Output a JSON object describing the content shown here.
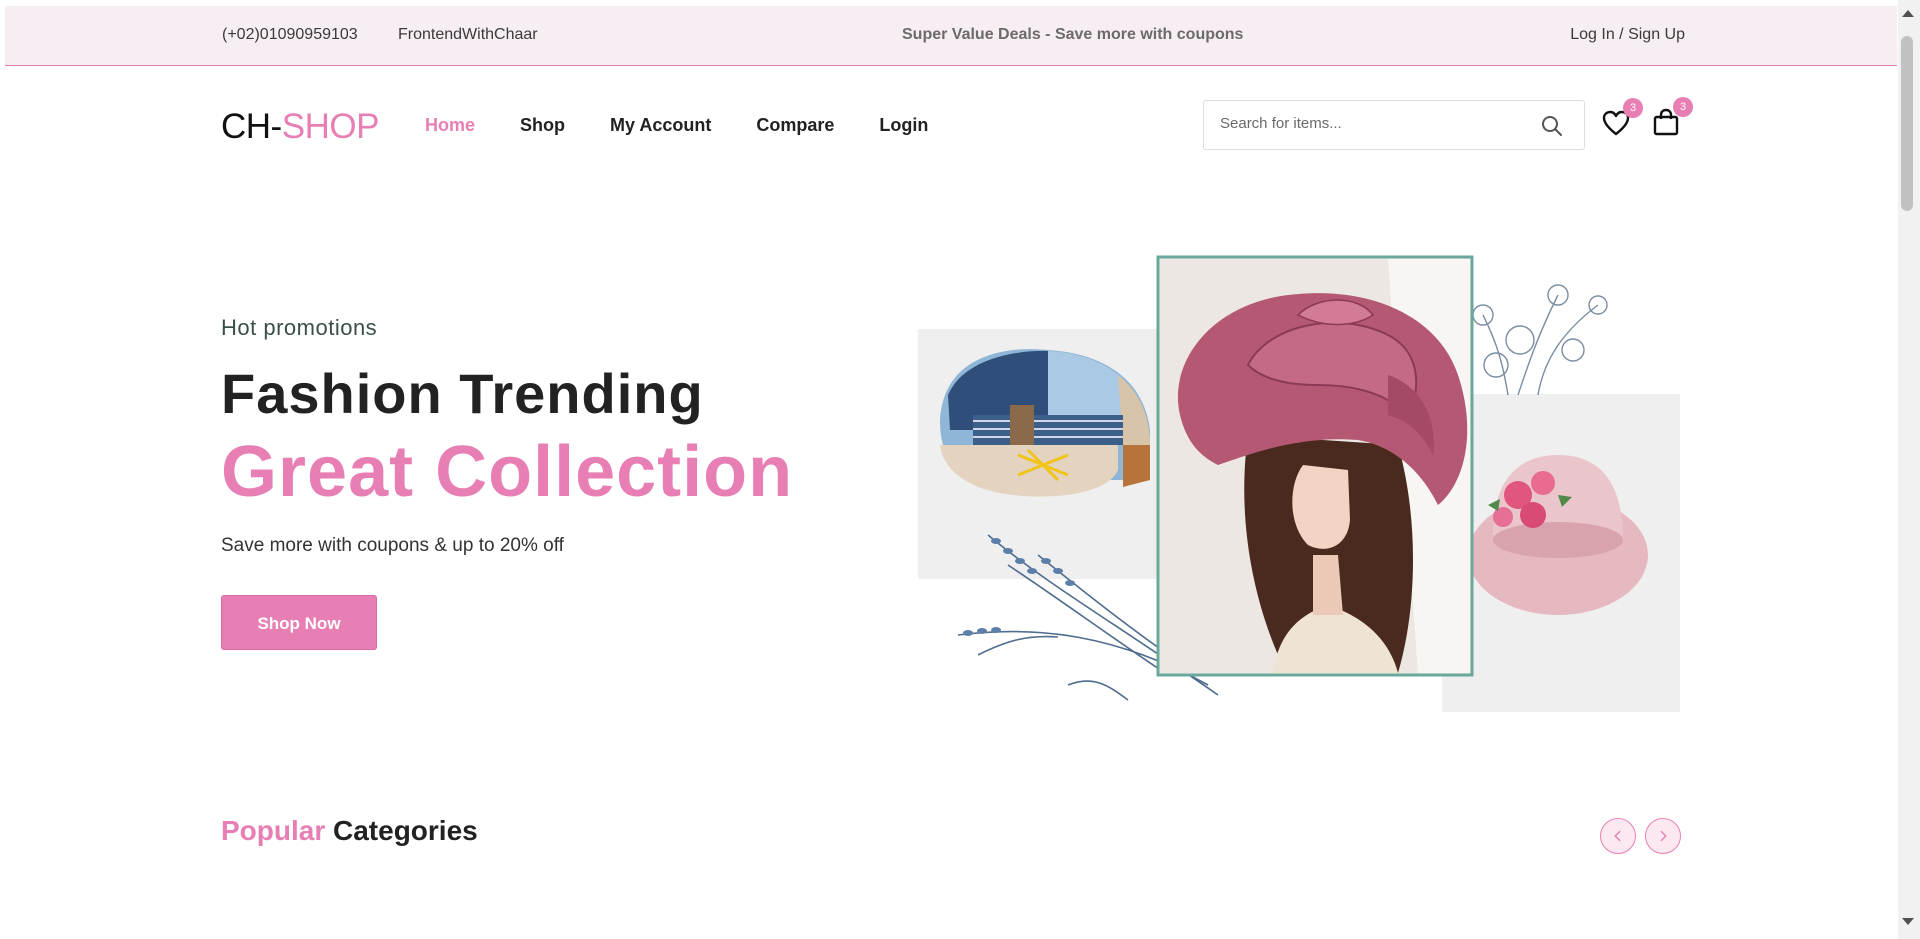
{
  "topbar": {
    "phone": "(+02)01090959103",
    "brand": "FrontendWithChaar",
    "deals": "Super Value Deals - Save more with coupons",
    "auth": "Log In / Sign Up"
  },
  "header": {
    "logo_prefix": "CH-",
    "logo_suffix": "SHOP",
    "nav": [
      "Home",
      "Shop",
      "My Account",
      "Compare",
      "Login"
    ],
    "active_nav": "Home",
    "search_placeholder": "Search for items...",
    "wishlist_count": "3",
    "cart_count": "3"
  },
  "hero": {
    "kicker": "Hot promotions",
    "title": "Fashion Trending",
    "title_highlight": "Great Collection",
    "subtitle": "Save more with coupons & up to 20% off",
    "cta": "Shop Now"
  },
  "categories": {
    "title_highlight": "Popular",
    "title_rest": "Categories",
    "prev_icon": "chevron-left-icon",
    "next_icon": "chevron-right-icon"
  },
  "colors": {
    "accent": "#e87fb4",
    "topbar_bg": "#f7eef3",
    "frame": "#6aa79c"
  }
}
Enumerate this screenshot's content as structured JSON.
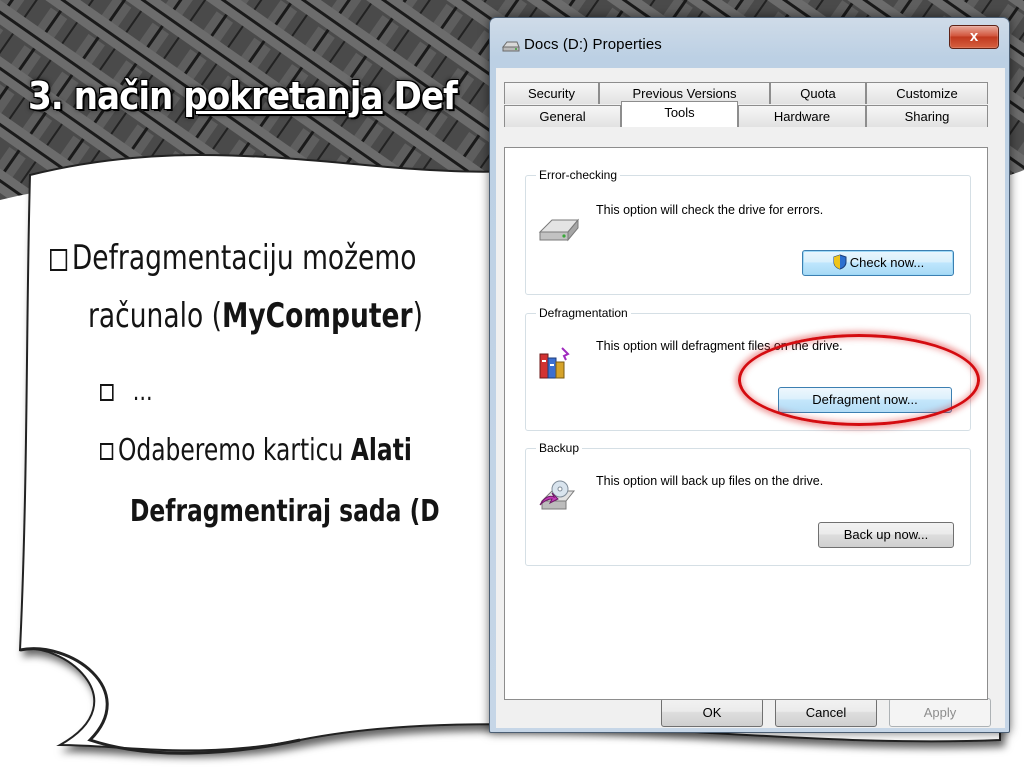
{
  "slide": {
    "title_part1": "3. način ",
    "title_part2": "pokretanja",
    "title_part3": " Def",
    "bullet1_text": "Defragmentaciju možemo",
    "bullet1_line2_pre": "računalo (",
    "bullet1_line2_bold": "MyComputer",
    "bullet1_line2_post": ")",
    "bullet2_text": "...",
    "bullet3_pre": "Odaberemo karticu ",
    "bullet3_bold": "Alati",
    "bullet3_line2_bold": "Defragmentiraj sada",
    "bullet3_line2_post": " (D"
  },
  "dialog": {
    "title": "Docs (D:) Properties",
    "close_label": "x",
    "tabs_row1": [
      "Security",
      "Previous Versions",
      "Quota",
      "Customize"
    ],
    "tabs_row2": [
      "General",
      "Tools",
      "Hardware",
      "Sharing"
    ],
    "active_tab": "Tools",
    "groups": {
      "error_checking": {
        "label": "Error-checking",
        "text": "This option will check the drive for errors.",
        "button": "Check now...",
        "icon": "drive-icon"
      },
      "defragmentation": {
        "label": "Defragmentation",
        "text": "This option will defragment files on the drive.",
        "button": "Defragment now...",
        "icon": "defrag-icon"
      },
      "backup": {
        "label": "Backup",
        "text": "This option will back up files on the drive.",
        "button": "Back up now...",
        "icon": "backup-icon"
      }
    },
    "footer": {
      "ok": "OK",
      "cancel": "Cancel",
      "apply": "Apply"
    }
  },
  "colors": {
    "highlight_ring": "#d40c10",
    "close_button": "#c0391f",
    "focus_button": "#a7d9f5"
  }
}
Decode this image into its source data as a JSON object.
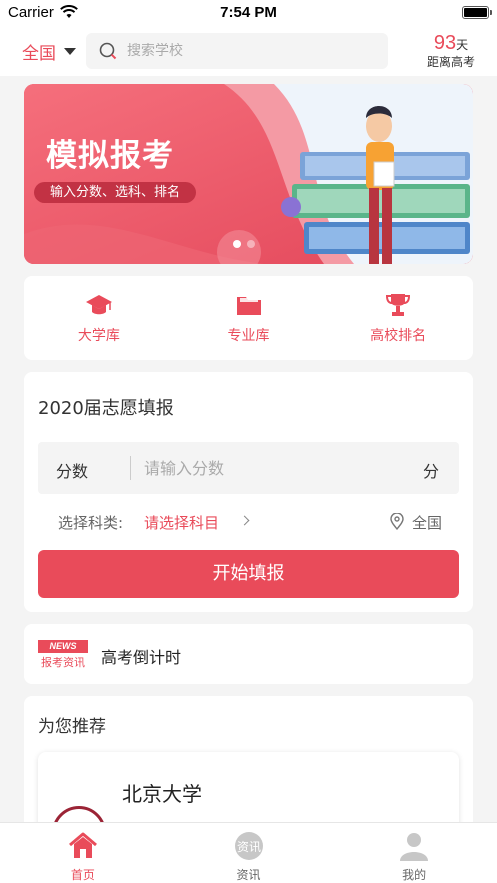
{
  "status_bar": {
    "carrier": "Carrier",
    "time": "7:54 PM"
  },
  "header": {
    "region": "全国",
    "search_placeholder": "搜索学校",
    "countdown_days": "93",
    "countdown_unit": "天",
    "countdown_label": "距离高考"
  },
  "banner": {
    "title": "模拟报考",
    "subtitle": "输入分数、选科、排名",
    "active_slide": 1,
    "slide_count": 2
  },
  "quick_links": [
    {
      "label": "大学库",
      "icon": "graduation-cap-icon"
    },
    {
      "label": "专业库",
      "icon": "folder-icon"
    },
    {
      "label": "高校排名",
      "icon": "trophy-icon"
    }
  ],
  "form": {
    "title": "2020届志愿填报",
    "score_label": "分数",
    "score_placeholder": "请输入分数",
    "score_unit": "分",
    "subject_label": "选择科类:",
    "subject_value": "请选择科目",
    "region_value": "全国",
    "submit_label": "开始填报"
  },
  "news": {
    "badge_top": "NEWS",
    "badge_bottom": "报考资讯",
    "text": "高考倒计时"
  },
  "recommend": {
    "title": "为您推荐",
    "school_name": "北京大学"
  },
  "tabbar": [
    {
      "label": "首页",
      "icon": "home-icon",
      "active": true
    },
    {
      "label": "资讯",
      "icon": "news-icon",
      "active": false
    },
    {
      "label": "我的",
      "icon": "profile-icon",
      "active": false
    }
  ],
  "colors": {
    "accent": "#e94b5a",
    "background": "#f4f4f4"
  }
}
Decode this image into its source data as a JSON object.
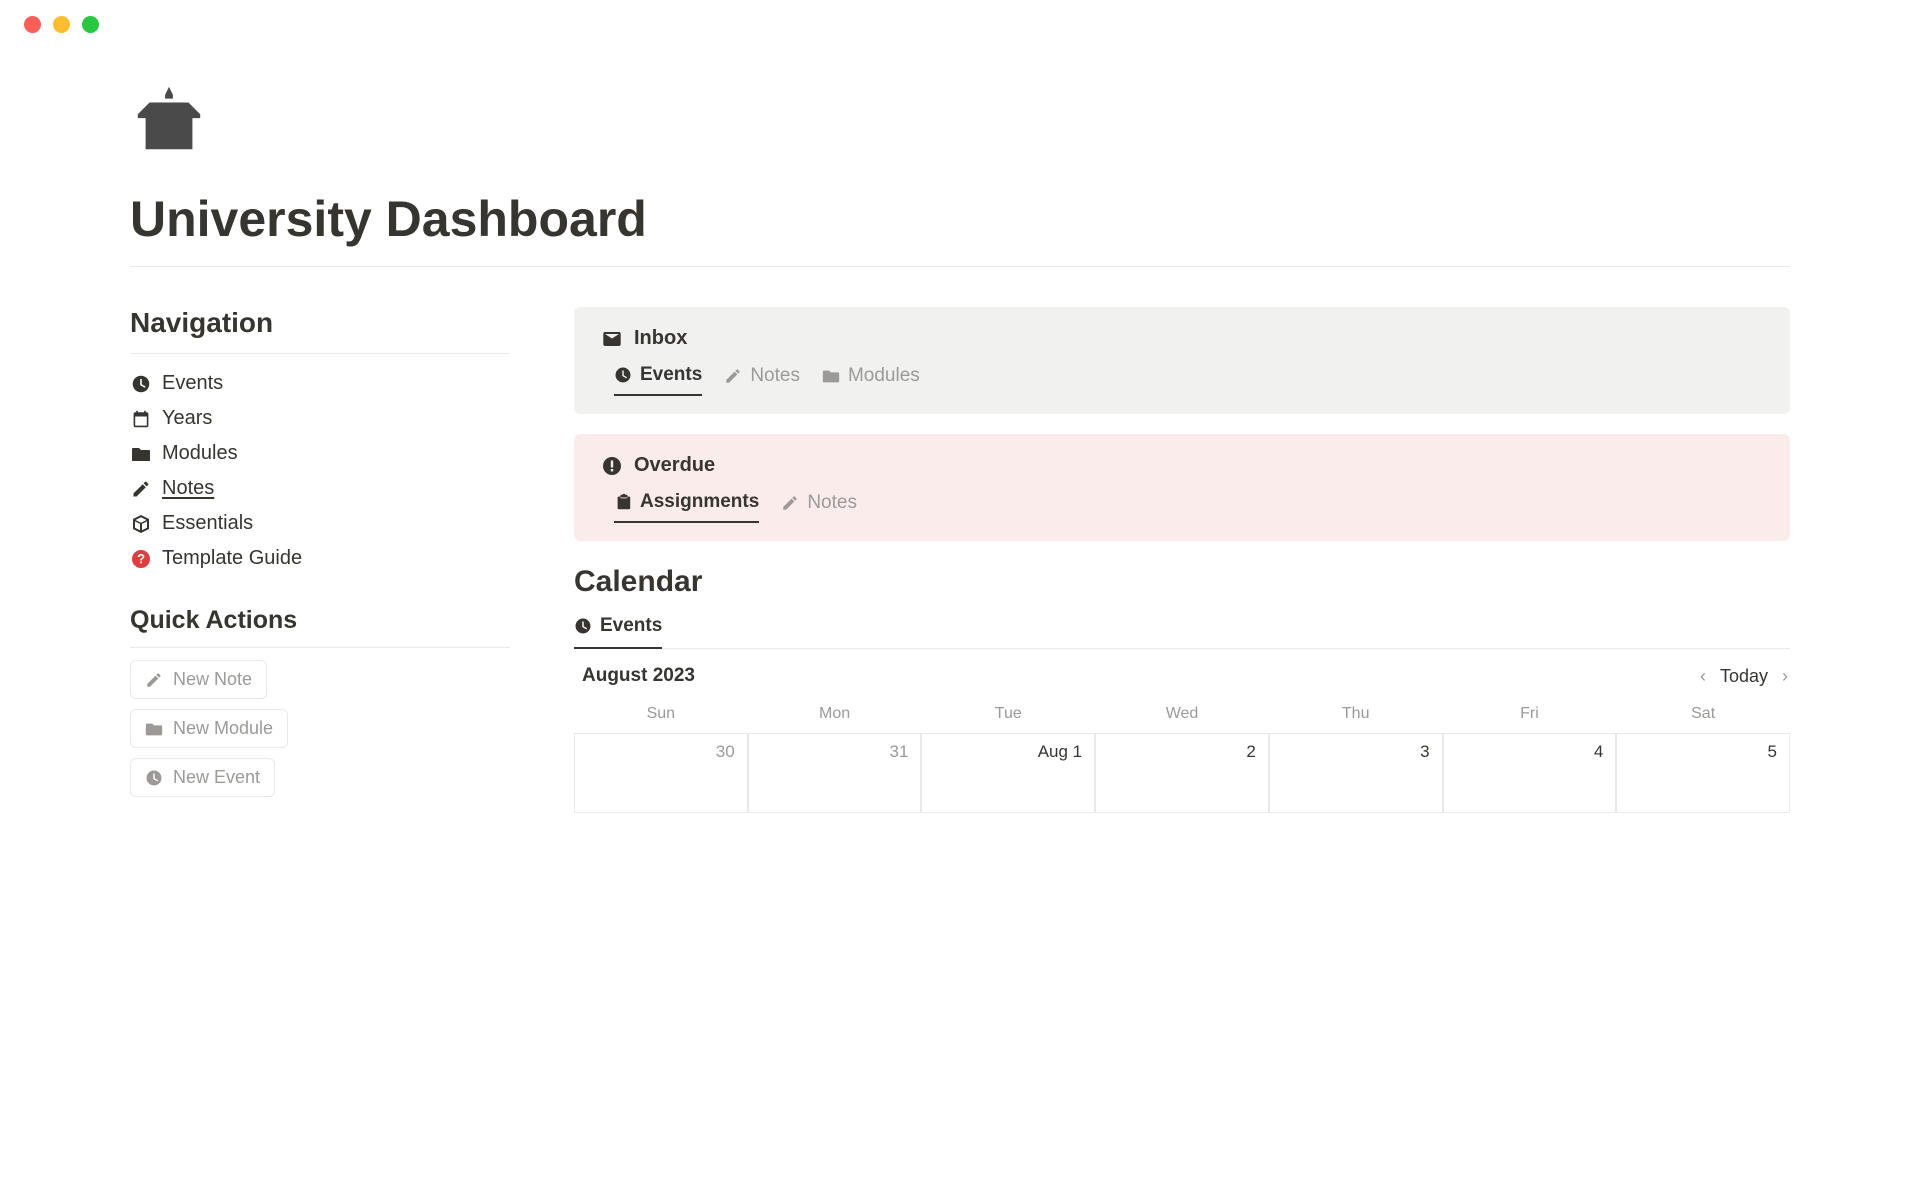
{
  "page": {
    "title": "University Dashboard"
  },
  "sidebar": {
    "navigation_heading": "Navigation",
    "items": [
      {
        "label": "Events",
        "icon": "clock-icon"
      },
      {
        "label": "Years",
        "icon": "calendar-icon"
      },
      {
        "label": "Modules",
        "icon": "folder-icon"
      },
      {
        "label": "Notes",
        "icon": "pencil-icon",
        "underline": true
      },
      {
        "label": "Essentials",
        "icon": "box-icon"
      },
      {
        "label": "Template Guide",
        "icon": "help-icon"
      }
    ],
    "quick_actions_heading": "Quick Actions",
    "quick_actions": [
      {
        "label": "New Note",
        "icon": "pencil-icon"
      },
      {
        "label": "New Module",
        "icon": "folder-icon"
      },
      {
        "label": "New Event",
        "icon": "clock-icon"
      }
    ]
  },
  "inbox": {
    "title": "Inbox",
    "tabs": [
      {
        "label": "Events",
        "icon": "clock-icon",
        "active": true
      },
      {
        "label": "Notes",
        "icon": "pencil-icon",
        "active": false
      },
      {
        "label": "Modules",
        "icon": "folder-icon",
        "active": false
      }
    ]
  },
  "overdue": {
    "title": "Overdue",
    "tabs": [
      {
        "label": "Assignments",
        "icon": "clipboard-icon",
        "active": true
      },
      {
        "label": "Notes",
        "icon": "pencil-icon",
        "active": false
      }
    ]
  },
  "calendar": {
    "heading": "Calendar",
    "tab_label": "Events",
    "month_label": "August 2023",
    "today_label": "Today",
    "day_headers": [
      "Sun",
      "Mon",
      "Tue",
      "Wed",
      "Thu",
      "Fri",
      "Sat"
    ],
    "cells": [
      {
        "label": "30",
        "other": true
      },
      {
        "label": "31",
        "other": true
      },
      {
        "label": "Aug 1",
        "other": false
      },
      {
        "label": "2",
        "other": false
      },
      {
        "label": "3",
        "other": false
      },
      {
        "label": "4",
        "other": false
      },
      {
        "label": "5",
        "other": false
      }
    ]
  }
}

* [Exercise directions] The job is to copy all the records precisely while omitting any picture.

* [Output of the exercise]
Output a JSON object describing the content shown here.
{
  "topbar": {
    "phone": "(+02)01090959103",
    "brand": "FrontendWithChaar",
    "deals": "Super Value Deals - Save more with coupons",
    "auth": "Log In / Sign Up"
  },
  "header": {
    "logo_prefix": "CH-",
    "logo_suffix": "SHOP",
    "nav": [
      "Home",
      "Shop",
      "My Account",
      "Compare",
      "Login"
    ],
    "active_nav": "Home",
    "search_placeholder": "Search for items...",
    "wishlist_count": "3",
    "cart_count": "3"
  },
  "hero": {
    "kicker": "Hot promotions",
    "title": "Fashion Trending",
    "title_highlight": "Great Collection",
    "subtitle": "Save more with coupons & up to 20% off",
    "cta": "Shop Now"
  },
  "categories": {
    "title_highlight": "Popular",
    "title_rest": "Categories",
    "prev_icon": "chevron-left-icon",
    "next_icon": "chevron-right-icon"
  },
  "colors": {
    "accent": "#e87fb4",
    "topbar_bg": "#f7eef3",
    "frame": "#6aa79c"
  }
}
Enumerate this screenshot's content as structured JSON.
{
  "slide": {
    "title_part1": "3. način ",
    "title_part2": "pokretanja",
    "title_part3": " Def",
    "bullet1_text": "Defragmentaciju možemo",
    "bullet1_line2_pre": "računalo (",
    "bullet1_line2_bold": "MyComputer",
    "bullet1_line2_post": ")",
    "bullet2_text": "...",
    "bullet3_pre": "Odaberemo karticu ",
    "bullet3_bold": "Alati",
    "bullet3_line2_bold": "Defragmentiraj sada",
    "bullet3_line2_post": " (D"
  },
  "dialog": {
    "title": "Docs (D:) Properties",
    "close_label": "x",
    "tabs_row1": [
      "Security",
      "Previous Versions",
      "Quota",
      "Customize"
    ],
    "tabs_row2": [
      "General",
      "Tools",
      "Hardware",
      "Sharing"
    ],
    "active_tab": "Tools",
    "groups": {
      "error_checking": {
        "label": "Error-checking",
        "text": "This option will check the drive for errors.",
        "button": "Check now...",
        "icon": "drive-icon"
      },
      "defragmentation": {
        "label": "Defragmentation",
        "text": "This option will defragment files on the drive.",
        "button": "Defragment now...",
        "icon": "defrag-icon"
      },
      "backup": {
        "label": "Backup",
        "text": "This option will back up files on the drive.",
        "button": "Back up now...",
        "icon": "backup-icon"
      }
    },
    "footer": {
      "ok": "OK",
      "cancel": "Cancel",
      "apply": "Apply"
    }
  },
  "colors": {
    "highlight_ring": "#d40c10",
    "close_button": "#c0391f",
    "focus_button": "#a7d9f5"
  }
}
Decode this image into its source data as a JSON object.
{
  "status_bar": {
    "carrier": "Carrier",
    "time": "7:54 PM"
  },
  "header": {
    "region": "全国",
    "search_placeholder": "搜索学校",
    "countdown_days": "93",
    "countdown_unit": "天",
    "countdown_label": "距离高考"
  },
  "banner": {
    "title": "模拟报考",
    "subtitle": "输入分数、选科、排名",
    "active_slide": 1,
    "slide_count": 2
  },
  "quick_links": [
    {
      "label": "大学库",
      "icon": "graduation-cap-icon"
    },
    {
      "label": "专业库",
      "icon": "folder-icon"
    },
    {
      "label": "高校排名",
      "icon": "trophy-icon"
    }
  ],
  "form": {
    "title": "2020届志愿填报",
    "score_label": "分数",
    "score_placeholder": "请输入分数",
    "score_unit": "分",
    "subject_label": "选择科类:",
    "subject_value": "请选择科目",
    "region_value": "全国",
    "submit_label": "开始填报"
  },
  "news": {
    "badge_top": "NEWS",
    "badge_bottom": "报考资讯",
    "text": "高考倒计时"
  },
  "recommend": {
    "title": "为您推荐",
    "school_name": "北京大学"
  },
  "tabbar": [
    {
      "label": "首页",
      "icon": "home-icon",
      "active": true
    },
    {
      "label": "资讯",
      "icon": "news-icon",
      "active": false
    },
    {
      "label": "我的",
      "icon": "profile-icon",
      "active": false
    }
  ],
  "colors": {
    "accent": "#e94b5a",
    "background": "#f4f4f4"
  }
}
Decode this image into its source data as a JSON object.
{
  "page": {
    "title": "University Dashboard"
  },
  "sidebar": {
    "navigation_heading": "Navigation",
    "items": [
      {
        "label": "Events",
        "icon": "clock-icon"
      },
      {
        "label": "Years",
        "icon": "calendar-icon"
      },
      {
        "label": "Modules",
        "icon": "folder-icon"
      },
      {
        "label": "Notes",
        "icon": "pencil-icon",
        "underline": true
      },
      {
        "label": "Essentials",
        "icon": "box-icon"
      },
      {
        "label": "Template Guide",
        "icon": "help-icon"
      }
    ],
    "quick_actions_heading": "Quick Actions",
    "quick_actions": [
      {
        "label": "New Note",
        "icon": "pencil-icon"
      },
      {
        "label": "New Module",
        "icon": "folder-icon"
      },
      {
        "label": "New Event",
        "icon": "clock-icon"
      }
    ]
  },
  "inbox": {
    "title": "Inbox",
    "tabs": [
      {
        "label": "Events",
        "icon": "clock-icon",
        "active": true
      },
      {
        "label": "Notes",
        "icon": "pencil-icon",
        "active": false
      },
      {
        "label": "Modules",
        "icon": "folder-icon",
        "active": false
      }
    ]
  },
  "overdue": {
    "title": "Overdue",
    "tabs": [
      {
        "label": "Assignments",
        "icon": "clipboard-icon",
        "active": true
      },
      {
        "label": "Notes",
        "icon": "pencil-icon",
        "active": false
      }
    ]
  },
  "calendar": {
    "heading": "Calendar",
    "tab_label": "Events",
    "month_label": "August 2023",
    "today_label": "Today",
    "day_headers": [
      "Sun",
      "Mon",
      "Tue",
      "Wed",
      "Thu",
      "Fri",
      "Sat"
    ],
    "cells": [
      {
        "label": "30",
        "other": true
      },
      {
        "label": "31",
        "other": true
      },
      {
        "label": "Aug 1",
        "other": false
      },
      {
        "label": "2",
        "other": false
      },
      {
        "label": "3",
        "other": false
      },
      {
        "label": "4",
        "other": false
      },
      {
        "label": "5",
        "other": false
      }
    ]
  }
}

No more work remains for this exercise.